“Cosmopolis,” the new film by David Cronenberg, is a bit anemic but as movie-events in Cannes go, it’s the bee’s knees. There’s a high-wattage star like Robert Pattinson in it, it is directed by David Cronenberg and it was adapted from a novel that is as relevant to our times as it is stinging in its indictment of them.
Pattinson plays Eric Packer, a multi-billionaire and yen trader who decides to get a haircut. Except, his preferred barber-shop is located across town and the president, whose motorcade is also going through town, is causing major gridlock. As Packer’s bodyguards negotiate their route, various associates visit him in his limo. Through their discussions we take away a vision of the world that’s hopeless: bankers rule the world and capitalism will eat us.

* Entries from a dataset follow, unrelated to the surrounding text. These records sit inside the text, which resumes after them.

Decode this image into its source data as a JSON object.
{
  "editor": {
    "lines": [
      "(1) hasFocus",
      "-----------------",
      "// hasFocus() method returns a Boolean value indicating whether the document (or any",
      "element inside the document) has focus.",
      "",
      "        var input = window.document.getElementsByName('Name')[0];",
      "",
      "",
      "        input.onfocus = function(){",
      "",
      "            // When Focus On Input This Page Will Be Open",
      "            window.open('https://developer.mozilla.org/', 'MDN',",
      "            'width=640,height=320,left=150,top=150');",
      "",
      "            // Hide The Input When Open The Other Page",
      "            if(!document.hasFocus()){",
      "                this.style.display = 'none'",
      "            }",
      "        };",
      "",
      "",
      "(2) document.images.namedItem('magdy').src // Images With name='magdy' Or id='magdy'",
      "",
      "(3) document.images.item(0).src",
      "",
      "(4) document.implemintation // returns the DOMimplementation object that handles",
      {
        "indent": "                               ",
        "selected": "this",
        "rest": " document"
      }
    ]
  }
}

Cronenberg adapted the film from a novel by Don DeLillo. The dialogues as well as the storyline were transferred to the big screen intact. In a press conference this morning Cronenberg commented that, “it took me only six days to write the screenplay. What you see in the movie is almost word-for-word what’s in the book.”
You can recognize Cronenberg’s lighting style, the stillness of his mise-en-scène, the familiar locales which he’s used in other movies (Packer and his consorts visit a diner in two different instances), the graphic sex scenes, the indeterminate nature of time and place, the floating detachment with which the story is told.
“Cosmopolis” wasn’t so clearly cut for the big screen—the theatre? Yes. What appears like quick bursts of smart, logical language on the page come across as wooden dialogue on the screen. Packer is an intricate character and someone like Pattinson, with a very short acting career behind him, wasn’t up to the task of conveying the Packer character in all its predatory significance.
In describing the challenges of playing a character like Packer, Cronenberg said, “I cannot say to an actor,” he added, “you are the symbol of capitalism, I want you to play that. How do you play that?”
Don DeLillo, present at the press conference this morning, too, explained the genesis of “Cosmopolis”: “New York City streets at the turn of the century seemed suddenly filled with white stretch limousines. I began to get very interested in the spectacle of enormous cars trying to turn corners in crushing traffic and I decided to place a character in such a vehicle and go from there.”
Juliette Binoche, Paul Giamatti and Sarah Gadon make brief appearances in the film as well.
WHAT’S NEXT? According to Screen International a sequel to Cronenberg’s “Eastern Promises” (2007) is in the works.